▶ **TASK OBJECTIVE**
Only lines that contain the word "misspelled" belong in the answer; copy them from the records below.

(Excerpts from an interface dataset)
>>>>

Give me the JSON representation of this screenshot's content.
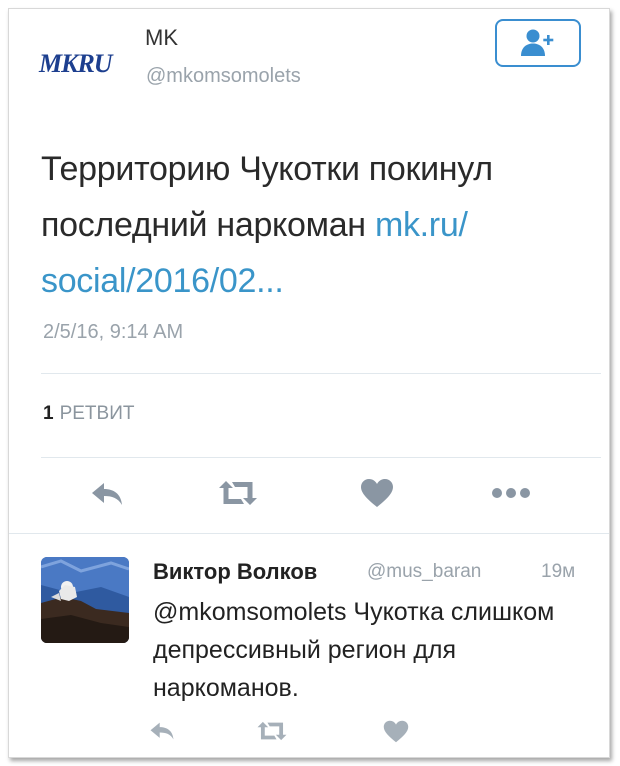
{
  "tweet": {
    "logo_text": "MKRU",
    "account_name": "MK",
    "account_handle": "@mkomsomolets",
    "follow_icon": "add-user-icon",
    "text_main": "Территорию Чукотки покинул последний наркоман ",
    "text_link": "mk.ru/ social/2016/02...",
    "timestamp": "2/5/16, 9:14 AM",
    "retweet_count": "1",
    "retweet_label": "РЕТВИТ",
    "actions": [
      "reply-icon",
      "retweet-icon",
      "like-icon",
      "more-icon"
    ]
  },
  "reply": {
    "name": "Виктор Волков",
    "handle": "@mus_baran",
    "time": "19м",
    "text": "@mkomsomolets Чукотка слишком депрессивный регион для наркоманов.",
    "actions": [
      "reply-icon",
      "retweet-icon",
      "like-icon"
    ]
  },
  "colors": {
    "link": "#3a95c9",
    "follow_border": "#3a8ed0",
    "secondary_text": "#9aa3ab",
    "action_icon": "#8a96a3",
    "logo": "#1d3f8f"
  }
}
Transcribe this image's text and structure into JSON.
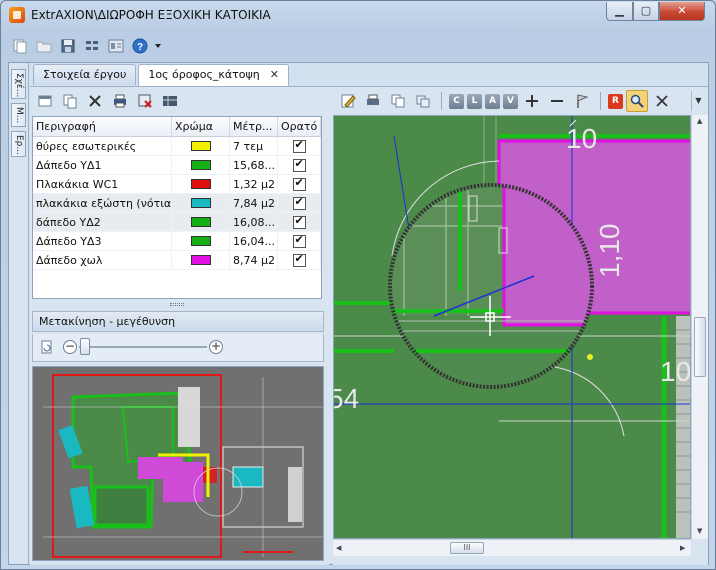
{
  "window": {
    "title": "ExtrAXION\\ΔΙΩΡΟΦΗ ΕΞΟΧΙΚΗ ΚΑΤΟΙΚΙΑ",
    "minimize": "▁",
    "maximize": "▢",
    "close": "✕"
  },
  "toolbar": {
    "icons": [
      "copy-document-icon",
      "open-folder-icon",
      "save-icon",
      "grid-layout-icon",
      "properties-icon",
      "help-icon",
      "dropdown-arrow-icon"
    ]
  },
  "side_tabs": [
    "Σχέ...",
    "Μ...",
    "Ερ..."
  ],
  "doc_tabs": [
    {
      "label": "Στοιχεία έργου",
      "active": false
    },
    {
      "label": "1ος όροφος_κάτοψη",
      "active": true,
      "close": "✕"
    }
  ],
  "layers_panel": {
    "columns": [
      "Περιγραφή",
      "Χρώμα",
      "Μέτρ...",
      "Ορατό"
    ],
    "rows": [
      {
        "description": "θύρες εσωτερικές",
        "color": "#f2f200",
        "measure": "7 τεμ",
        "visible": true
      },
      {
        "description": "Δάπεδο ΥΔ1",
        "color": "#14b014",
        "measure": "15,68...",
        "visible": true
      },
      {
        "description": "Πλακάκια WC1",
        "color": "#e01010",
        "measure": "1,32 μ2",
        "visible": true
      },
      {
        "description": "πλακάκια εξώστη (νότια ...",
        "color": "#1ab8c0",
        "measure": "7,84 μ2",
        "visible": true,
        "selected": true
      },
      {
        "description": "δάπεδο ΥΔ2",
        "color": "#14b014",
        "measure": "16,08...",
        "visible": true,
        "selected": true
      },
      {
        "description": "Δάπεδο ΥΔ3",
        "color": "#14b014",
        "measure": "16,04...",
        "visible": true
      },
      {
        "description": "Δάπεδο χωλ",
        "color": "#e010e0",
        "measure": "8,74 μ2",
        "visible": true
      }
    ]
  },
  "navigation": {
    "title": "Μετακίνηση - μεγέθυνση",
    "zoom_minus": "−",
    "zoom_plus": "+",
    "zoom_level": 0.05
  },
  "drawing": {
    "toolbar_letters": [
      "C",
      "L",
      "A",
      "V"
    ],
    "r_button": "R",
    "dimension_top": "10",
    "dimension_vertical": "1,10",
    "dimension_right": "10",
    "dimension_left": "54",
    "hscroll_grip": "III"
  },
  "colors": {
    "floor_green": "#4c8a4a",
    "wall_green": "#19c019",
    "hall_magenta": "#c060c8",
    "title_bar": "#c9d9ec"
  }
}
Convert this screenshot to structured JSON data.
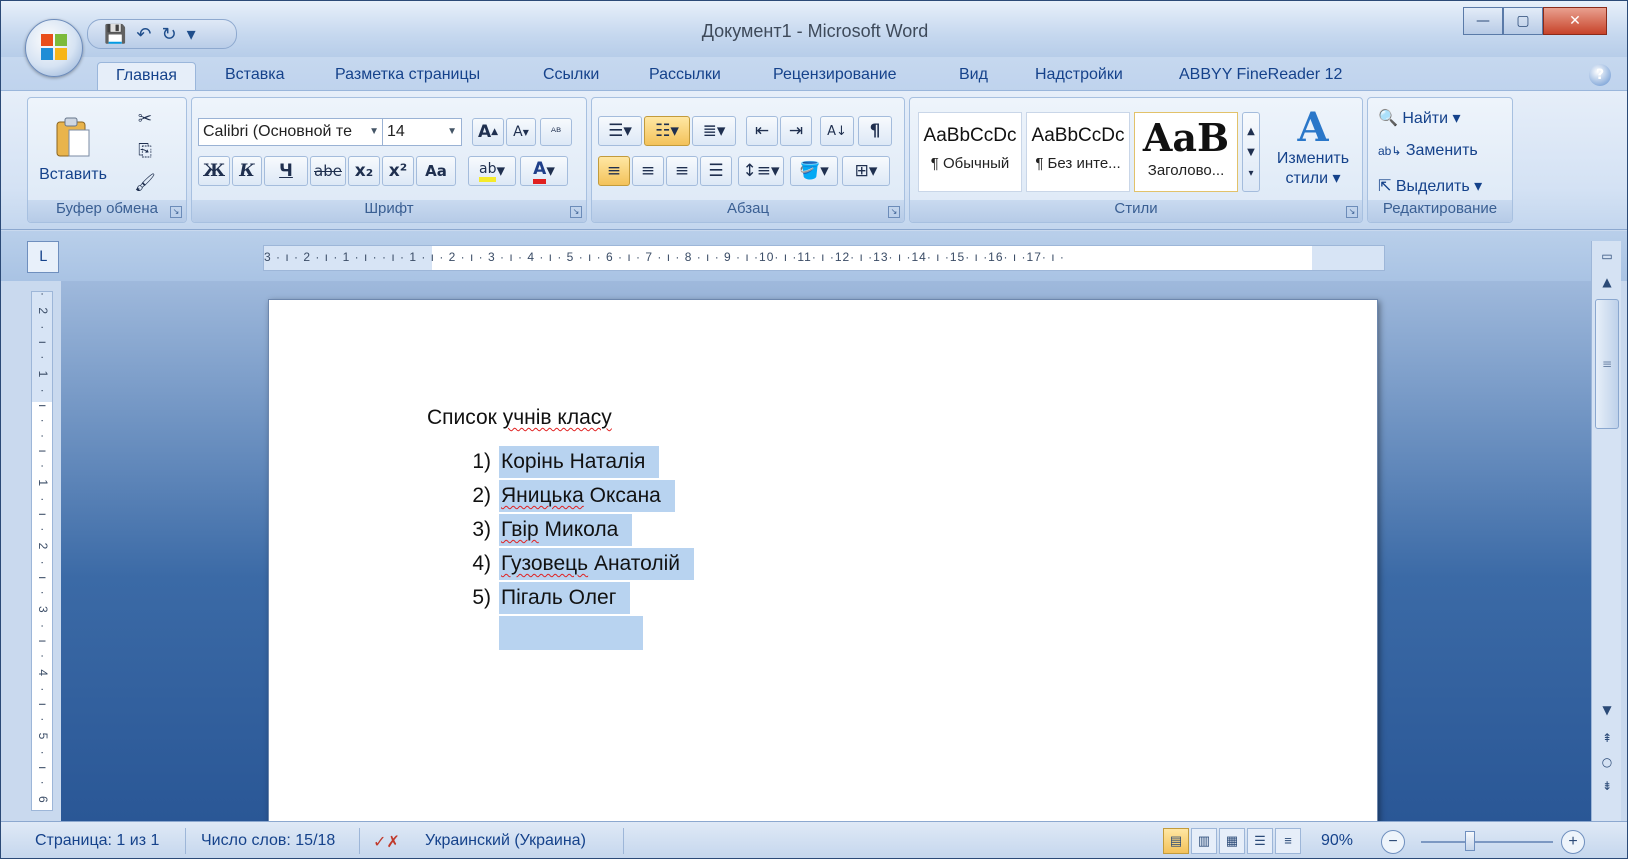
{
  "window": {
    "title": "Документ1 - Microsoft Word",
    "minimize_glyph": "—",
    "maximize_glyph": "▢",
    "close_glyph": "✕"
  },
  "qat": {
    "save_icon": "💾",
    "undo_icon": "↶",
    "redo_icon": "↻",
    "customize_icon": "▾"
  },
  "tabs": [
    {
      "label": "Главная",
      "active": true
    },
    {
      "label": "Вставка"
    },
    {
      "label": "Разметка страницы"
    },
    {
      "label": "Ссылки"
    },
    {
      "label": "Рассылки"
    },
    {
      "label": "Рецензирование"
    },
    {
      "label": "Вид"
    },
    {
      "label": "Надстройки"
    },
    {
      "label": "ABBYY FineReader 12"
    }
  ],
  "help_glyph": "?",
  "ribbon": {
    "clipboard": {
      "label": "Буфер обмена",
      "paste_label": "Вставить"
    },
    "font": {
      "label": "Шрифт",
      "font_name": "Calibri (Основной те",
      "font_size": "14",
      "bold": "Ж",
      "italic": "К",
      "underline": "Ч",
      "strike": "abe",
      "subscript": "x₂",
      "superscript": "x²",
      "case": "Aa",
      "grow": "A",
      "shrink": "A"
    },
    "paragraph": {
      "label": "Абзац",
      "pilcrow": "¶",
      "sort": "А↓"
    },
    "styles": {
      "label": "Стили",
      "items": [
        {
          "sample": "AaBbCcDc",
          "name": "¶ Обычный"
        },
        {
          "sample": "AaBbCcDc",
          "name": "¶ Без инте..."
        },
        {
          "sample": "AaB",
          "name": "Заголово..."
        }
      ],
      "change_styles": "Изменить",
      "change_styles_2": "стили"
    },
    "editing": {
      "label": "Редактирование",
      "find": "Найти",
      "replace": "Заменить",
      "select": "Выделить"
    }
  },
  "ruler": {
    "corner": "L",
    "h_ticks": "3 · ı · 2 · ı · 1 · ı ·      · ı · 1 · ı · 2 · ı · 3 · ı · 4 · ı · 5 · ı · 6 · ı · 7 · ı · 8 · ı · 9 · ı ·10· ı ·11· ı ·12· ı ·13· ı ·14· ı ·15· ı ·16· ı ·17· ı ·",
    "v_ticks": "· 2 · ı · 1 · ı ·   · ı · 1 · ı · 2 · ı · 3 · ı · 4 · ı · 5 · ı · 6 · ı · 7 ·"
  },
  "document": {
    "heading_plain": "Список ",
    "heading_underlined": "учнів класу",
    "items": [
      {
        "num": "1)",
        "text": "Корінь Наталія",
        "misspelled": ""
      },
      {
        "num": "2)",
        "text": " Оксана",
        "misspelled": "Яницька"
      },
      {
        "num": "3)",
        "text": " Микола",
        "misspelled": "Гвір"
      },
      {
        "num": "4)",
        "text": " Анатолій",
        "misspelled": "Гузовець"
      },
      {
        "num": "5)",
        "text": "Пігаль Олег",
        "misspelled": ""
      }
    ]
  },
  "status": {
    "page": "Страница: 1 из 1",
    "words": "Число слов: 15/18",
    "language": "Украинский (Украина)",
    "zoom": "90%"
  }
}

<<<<

▶ **ANSWER SECTION**
        "misspelled": ""
        "misspelled": "Яницька"
        "misspelled": "Гвір"
        "misspelled": "Гузовець"
        "misspelled": ""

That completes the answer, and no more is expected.